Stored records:

────────

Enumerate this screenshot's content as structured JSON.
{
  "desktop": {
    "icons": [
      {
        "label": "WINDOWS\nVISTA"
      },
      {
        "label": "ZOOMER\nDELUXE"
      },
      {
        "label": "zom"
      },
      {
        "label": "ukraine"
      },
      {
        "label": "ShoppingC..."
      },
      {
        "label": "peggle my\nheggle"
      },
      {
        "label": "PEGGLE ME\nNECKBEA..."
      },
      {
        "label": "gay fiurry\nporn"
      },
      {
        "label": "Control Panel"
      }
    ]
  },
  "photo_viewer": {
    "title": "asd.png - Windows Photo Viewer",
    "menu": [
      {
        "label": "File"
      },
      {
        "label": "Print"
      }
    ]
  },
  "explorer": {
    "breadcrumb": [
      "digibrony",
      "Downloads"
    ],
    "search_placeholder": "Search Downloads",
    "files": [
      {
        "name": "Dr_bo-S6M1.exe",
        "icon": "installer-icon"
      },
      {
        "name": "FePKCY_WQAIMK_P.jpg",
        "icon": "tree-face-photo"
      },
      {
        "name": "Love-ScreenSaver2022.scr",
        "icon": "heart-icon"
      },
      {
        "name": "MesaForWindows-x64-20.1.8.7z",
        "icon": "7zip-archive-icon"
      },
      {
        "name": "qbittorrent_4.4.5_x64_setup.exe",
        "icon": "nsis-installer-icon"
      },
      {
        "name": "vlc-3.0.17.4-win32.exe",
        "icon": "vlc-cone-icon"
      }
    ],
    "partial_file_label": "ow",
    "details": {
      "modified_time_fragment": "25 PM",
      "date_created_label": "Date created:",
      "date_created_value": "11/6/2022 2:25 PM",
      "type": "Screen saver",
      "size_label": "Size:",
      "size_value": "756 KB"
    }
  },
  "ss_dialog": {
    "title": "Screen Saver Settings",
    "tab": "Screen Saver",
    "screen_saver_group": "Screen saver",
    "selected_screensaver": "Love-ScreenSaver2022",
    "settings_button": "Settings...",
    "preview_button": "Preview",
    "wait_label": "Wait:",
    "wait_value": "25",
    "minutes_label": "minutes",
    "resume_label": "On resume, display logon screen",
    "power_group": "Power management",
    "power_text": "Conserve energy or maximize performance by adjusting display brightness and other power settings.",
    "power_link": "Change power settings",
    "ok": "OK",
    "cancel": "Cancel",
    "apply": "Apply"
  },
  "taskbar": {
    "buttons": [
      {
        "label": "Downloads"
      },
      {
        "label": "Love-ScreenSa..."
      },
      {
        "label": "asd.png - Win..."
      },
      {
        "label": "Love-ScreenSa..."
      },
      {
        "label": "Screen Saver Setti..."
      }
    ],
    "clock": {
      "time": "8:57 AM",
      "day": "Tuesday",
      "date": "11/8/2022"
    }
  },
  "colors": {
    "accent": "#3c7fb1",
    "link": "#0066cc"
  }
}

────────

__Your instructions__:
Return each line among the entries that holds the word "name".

__Finished task__:
        "name": "Dr_bo-S6M1.exe",
        "name": "FePKCY_WQAIMK_P.jpg",
        "name": "Love-ScreenSaver2022.scr",
        "name": "MesaForWindows-x64-20.1.8.7z",
        "name": "qbittorrent_4.4.5_x64_setup.exe",
        "name": "vlc-3.0.17.4-win32.exe",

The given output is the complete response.